Excitement was in the air as WPLJ's syndicated morning show, "Scott and Todd in the Morning", broadcast its final show of the year - for the 21st-straight year - from the gymnasium named in their honor at Blythedale last week. Donation totals for the benefit broadcast surpassed $130,000, and the total is expected to rise.
D.J.s Scott Shannon and Todd Pettengill, along with the rest of the morning show crew were on hand bright and early, welcoming Blythedale's patients when the show kicked off at 6:00 a.m. Patients, family members, staff and supporters were treated to performances by recording artist and Matchbox Twenty lead singer Rob Thomas, who returned for his 13-straight year, along with perennial favorites Holiday Express and 'PLJ's own house band, The Snowballs.
At 9:30 a.m., the show recognized a national moment of silence in honor of those who lost their lives at Sandy Hook Elementary School last week. It was followed by the playing of Sarah McLachlan's song, Angel.
"This year's benefit was particularly uplifting, as we all have heavy hearts following the tragedy in Newtown," said Larry Levine, President of Blythedale Children's Hospital. "We are so grateful to Scott and Todd, and all of our friends and supporters, for recognizing the vital importance of our work and providing us with the resources we need to care for children with complicated medical needs. There is simply no more important task than caring for our children, and Scott and Todd have been behind us, supporting our mission, and raising more than $4 million for more than two decades. It's simply extraordinary."

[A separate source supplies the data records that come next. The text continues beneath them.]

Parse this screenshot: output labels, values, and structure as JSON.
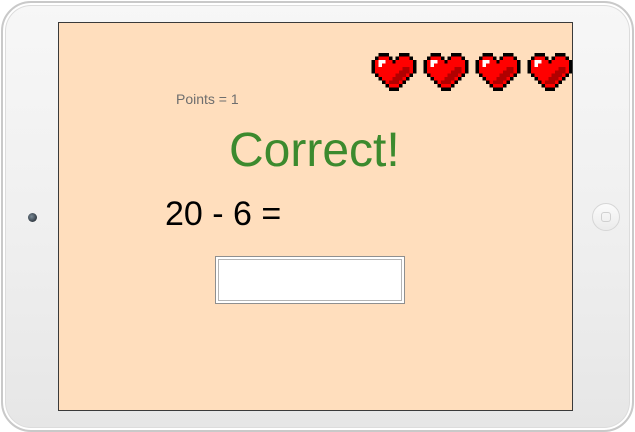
{
  "game": {
    "points_text": "Points = 1",
    "feedback_text": "Correct!",
    "question_text": "20 - 6 =",
    "answer_value": "",
    "lives": 4,
    "heart_icon": "heart-icon"
  },
  "colors": {
    "screen_background": "#ffdebd",
    "feedback_green": "#3c8a2e",
    "heart_red": "#ff0000"
  }
}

The on-air auction to benefit the Hospital included top-bid items such as lunch with Rob Thomas ($6,025), a meet-and-greet with the Cake Boss ($6,000), and four VIP tickets to the Macy's Thanksgiving Day Parade ($3,500). Followers of Blythedale on Twitter and Facebook received up-to-the-minute updates on their favorite auction items during the four-hour broadcast. In addition, the station held an online auction in the week preceding today's event.
Following the broadcast, Rob Thomas toured the new building and made lengthy bedside visits with several patients who were unable to attend the broadcast in the Hospital's gym. He joked with them about messy rooms and sibling rivalries, and quipped that he became a singer because it's "the easiest job in the band". As always, he didn't depart until every patient had an autograph in hand and an opportunity to chat with the personable celebrity.